Prove your humanity

State regulators are rejecting a petition from environmentalists to increase a key cost for natural gas drillers.

It’s not because they think current costs are appropriate. Trying to raise them now is against the law.

At its July meeting, the Environmental Quality Board voted 18-0 – with one abstention – to dismiss a request from the Sierra Club and others to raise the bond amount for conventional wells.

Drillers are required to secure a bond for each well, so money is available to plug the well at the end of its useful life.

Last year, the Republican-controlled legislature passed a law freezing bond amounts for conventional wells at $2,500 each for the next decade. Companies essentially get a discounted rate the more wells they have, making the cost per well much lower.

The Department of Environmental Protection has said the average cost to plug one well is about $30,000.

In its recommendation on the petition, DEP said, “While the Department agrees the current bonding requirements for conventional oil and gas wells are insufficient, the EQB no longer has the statutory authority to take the action requested by the Petitioners. As a result, the Petition for Rulemaking must be denied.”

Ankit Jain, an associate attorney with the Sierra Club, said raising bonds shouldn’t be so political.

“People can argue about the merits of drilling and job creation and things like that, but the fact is that nobody wants abandoned wells in their community; and plugging abandoned wells actually creates jobs, it doesn’t take them away,” Jain said.

Abandoned wells leak the potent greenhouse gas methane, which contributes to climate change, and threatens peoples’ health and safety.

Abandoned oil and gas wells emit carcinogens and other harmful pollutants, groundbreaking study shows

A DEP report released late last year said inspectors found more than 3,000 newly-abandoned wells over a recent 5-year period.

The report said failure to report required information about wells and drilling to the agency is so common among conventional operators that it seems to be an industry-wide rule rather than the exception.

Jain said the legislature could reverse course on bonding, now that the House is controlled by Democrats. A bill from Rep. Greg Vitali (D-Delaware) that would restore the EQB’s authority to raise conventional bond amounts passed out of committee in May and is awaiting a vote from the full House.

The House and Senate are in summer recess and are scheduled to return in September.

Jain said, while he believes bonding is the best option, DEP could look at other measures to make sure there is enough money to plug abandoned wells, such as increased permit fees or setting new rules for transfers of wells to a new company.

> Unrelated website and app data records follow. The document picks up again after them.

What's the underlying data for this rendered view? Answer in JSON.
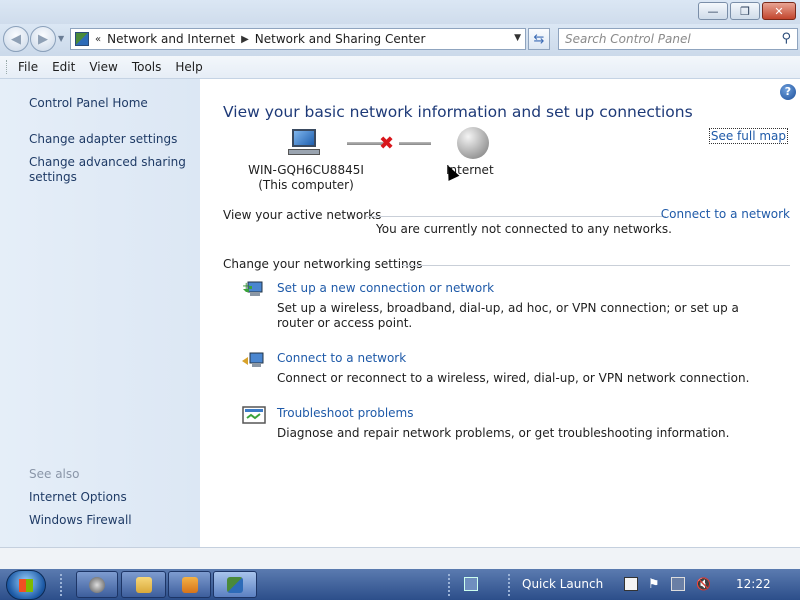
{
  "window": {
    "minimize_glyph": "—",
    "maximize_glyph": "❐",
    "close_glyph": "✕"
  },
  "address_bar": {
    "overflow_glyph": "«",
    "crumbs": [
      "Network and Internet",
      "Network and Sharing Center"
    ],
    "search_placeholder": "Search Control Panel"
  },
  "menu": {
    "items": [
      "File",
      "Edit",
      "View",
      "Tools",
      "Help"
    ]
  },
  "sidebar": {
    "home": "Control Panel Home",
    "links": [
      "Change adapter settings",
      "Change advanced sharing settings"
    ],
    "see_also_header": "See also",
    "see_also": [
      "Internet Options",
      "Windows Firewall"
    ]
  },
  "main": {
    "title": "View your basic network information and set up connections",
    "see_full_map": "See full map",
    "computer_name": "WIN-GQH6CU8845I",
    "computer_sub": "(This computer)",
    "internet_label": "Internet",
    "active_networks_header": "View your active networks",
    "connect_link": "Connect to a network",
    "not_connected": "You are currently not connected to any networks.",
    "settings_header": "Change your networking settings",
    "tasks": [
      {
        "icon": "setup-connection-icon",
        "link": "Set up a new connection or network",
        "desc": "Set up a wireless, broadband, dial-up, ad hoc, or VPN connection; or set up a router or access point."
      },
      {
        "icon": "connect-network-icon",
        "link": "Connect to a network",
        "desc": "Connect or reconnect to a wireless, wired, dial-up, or VPN network connection."
      },
      {
        "icon": "troubleshoot-icon",
        "link": "Troubleshoot problems",
        "desc": "Diagnose and repair network problems, or get troubleshooting information."
      }
    ]
  },
  "taskbar": {
    "quick_launch": "Quick Launch",
    "clock": "12:22"
  },
  "colors": {
    "link": "#1f5aa8",
    "title": "#1e3a78",
    "sidebar_bg": "#e2ecf7",
    "taskbar": "#3a5c98",
    "error_x": "#d8161b"
  }
}
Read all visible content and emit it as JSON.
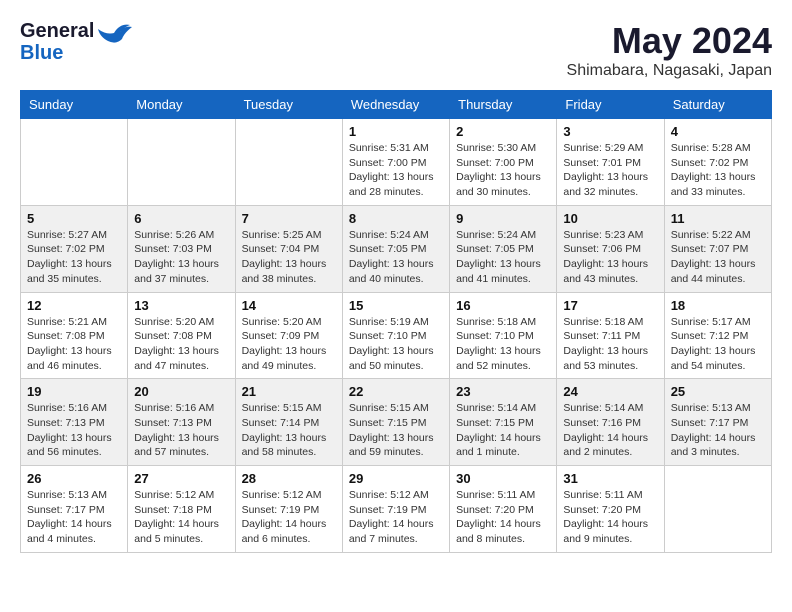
{
  "header": {
    "logo_line1": "General",
    "logo_line2": "Blue",
    "month_year": "May 2024",
    "location": "Shimabara, Nagasaki, Japan"
  },
  "days_of_week": [
    "Sunday",
    "Monday",
    "Tuesday",
    "Wednesday",
    "Thursday",
    "Friday",
    "Saturday"
  ],
  "weeks": [
    [
      {
        "day": "",
        "sunrise": "",
        "sunset": "",
        "daylight": ""
      },
      {
        "day": "",
        "sunrise": "",
        "sunset": "",
        "daylight": ""
      },
      {
        "day": "",
        "sunrise": "",
        "sunset": "",
        "daylight": ""
      },
      {
        "day": "1",
        "sunrise": "Sunrise: 5:31 AM",
        "sunset": "Sunset: 7:00 PM",
        "daylight": "Daylight: 13 hours and 28 minutes."
      },
      {
        "day": "2",
        "sunrise": "Sunrise: 5:30 AM",
        "sunset": "Sunset: 7:00 PM",
        "daylight": "Daylight: 13 hours and 30 minutes."
      },
      {
        "day": "3",
        "sunrise": "Sunrise: 5:29 AM",
        "sunset": "Sunset: 7:01 PM",
        "daylight": "Daylight: 13 hours and 32 minutes."
      },
      {
        "day": "4",
        "sunrise": "Sunrise: 5:28 AM",
        "sunset": "Sunset: 7:02 PM",
        "daylight": "Daylight: 13 hours and 33 minutes."
      }
    ],
    [
      {
        "day": "5",
        "sunrise": "Sunrise: 5:27 AM",
        "sunset": "Sunset: 7:02 PM",
        "daylight": "Daylight: 13 hours and 35 minutes."
      },
      {
        "day": "6",
        "sunrise": "Sunrise: 5:26 AM",
        "sunset": "Sunset: 7:03 PM",
        "daylight": "Daylight: 13 hours and 37 minutes."
      },
      {
        "day": "7",
        "sunrise": "Sunrise: 5:25 AM",
        "sunset": "Sunset: 7:04 PM",
        "daylight": "Daylight: 13 hours and 38 minutes."
      },
      {
        "day": "8",
        "sunrise": "Sunrise: 5:24 AM",
        "sunset": "Sunset: 7:05 PM",
        "daylight": "Daylight: 13 hours and 40 minutes."
      },
      {
        "day": "9",
        "sunrise": "Sunrise: 5:24 AM",
        "sunset": "Sunset: 7:05 PM",
        "daylight": "Daylight: 13 hours and 41 minutes."
      },
      {
        "day": "10",
        "sunrise": "Sunrise: 5:23 AM",
        "sunset": "Sunset: 7:06 PM",
        "daylight": "Daylight: 13 hours and 43 minutes."
      },
      {
        "day": "11",
        "sunrise": "Sunrise: 5:22 AM",
        "sunset": "Sunset: 7:07 PM",
        "daylight": "Daylight: 13 hours and 44 minutes."
      }
    ],
    [
      {
        "day": "12",
        "sunrise": "Sunrise: 5:21 AM",
        "sunset": "Sunset: 7:08 PM",
        "daylight": "Daylight: 13 hours and 46 minutes."
      },
      {
        "day": "13",
        "sunrise": "Sunrise: 5:20 AM",
        "sunset": "Sunset: 7:08 PM",
        "daylight": "Daylight: 13 hours and 47 minutes."
      },
      {
        "day": "14",
        "sunrise": "Sunrise: 5:20 AM",
        "sunset": "Sunset: 7:09 PM",
        "daylight": "Daylight: 13 hours and 49 minutes."
      },
      {
        "day": "15",
        "sunrise": "Sunrise: 5:19 AM",
        "sunset": "Sunset: 7:10 PM",
        "daylight": "Daylight: 13 hours and 50 minutes."
      },
      {
        "day": "16",
        "sunrise": "Sunrise: 5:18 AM",
        "sunset": "Sunset: 7:10 PM",
        "daylight": "Daylight: 13 hours and 52 minutes."
      },
      {
        "day": "17",
        "sunrise": "Sunrise: 5:18 AM",
        "sunset": "Sunset: 7:11 PM",
        "daylight": "Daylight: 13 hours and 53 minutes."
      },
      {
        "day": "18",
        "sunrise": "Sunrise: 5:17 AM",
        "sunset": "Sunset: 7:12 PM",
        "daylight": "Daylight: 13 hours and 54 minutes."
      }
    ],
    [
      {
        "day": "19",
        "sunrise": "Sunrise: 5:16 AM",
        "sunset": "Sunset: 7:13 PM",
        "daylight": "Daylight: 13 hours and 56 minutes."
      },
      {
        "day": "20",
        "sunrise": "Sunrise: 5:16 AM",
        "sunset": "Sunset: 7:13 PM",
        "daylight": "Daylight: 13 hours and 57 minutes."
      },
      {
        "day": "21",
        "sunrise": "Sunrise: 5:15 AM",
        "sunset": "Sunset: 7:14 PM",
        "daylight": "Daylight: 13 hours and 58 minutes."
      },
      {
        "day": "22",
        "sunrise": "Sunrise: 5:15 AM",
        "sunset": "Sunset: 7:15 PM",
        "daylight": "Daylight: 13 hours and 59 minutes."
      },
      {
        "day": "23",
        "sunrise": "Sunrise: 5:14 AM",
        "sunset": "Sunset: 7:15 PM",
        "daylight": "Daylight: 14 hours and 1 minute."
      },
      {
        "day": "24",
        "sunrise": "Sunrise: 5:14 AM",
        "sunset": "Sunset: 7:16 PM",
        "daylight": "Daylight: 14 hours and 2 minutes."
      },
      {
        "day": "25",
        "sunrise": "Sunrise: 5:13 AM",
        "sunset": "Sunset: 7:17 PM",
        "daylight": "Daylight: 14 hours and 3 minutes."
      }
    ],
    [
      {
        "day": "26",
        "sunrise": "Sunrise: 5:13 AM",
        "sunset": "Sunset: 7:17 PM",
        "daylight": "Daylight: 14 hours and 4 minutes."
      },
      {
        "day": "27",
        "sunrise": "Sunrise: 5:12 AM",
        "sunset": "Sunset: 7:18 PM",
        "daylight": "Daylight: 14 hours and 5 minutes."
      },
      {
        "day": "28",
        "sunrise": "Sunrise: 5:12 AM",
        "sunset": "Sunset: 7:19 PM",
        "daylight": "Daylight: 14 hours and 6 minutes."
      },
      {
        "day": "29",
        "sunrise": "Sunrise: 5:12 AM",
        "sunset": "Sunset: 7:19 PM",
        "daylight": "Daylight: 14 hours and 7 minutes."
      },
      {
        "day": "30",
        "sunrise": "Sunrise: 5:11 AM",
        "sunset": "Sunset: 7:20 PM",
        "daylight": "Daylight: 14 hours and 8 minutes."
      },
      {
        "day": "31",
        "sunrise": "Sunrise: 5:11 AM",
        "sunset": "Sunset: 7:20 PM",
        "daylight": "Daylight: 14 hours and 9 minutes."
      },
      {
        "day": "",
        "sunrise": "",
        "sunset": "",
        "daylight": ""
      }
    ]
  ]
}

The Sierra Club is also petitioning for higher bonds on unconventional, fracked wells. That measure is still before the EQB.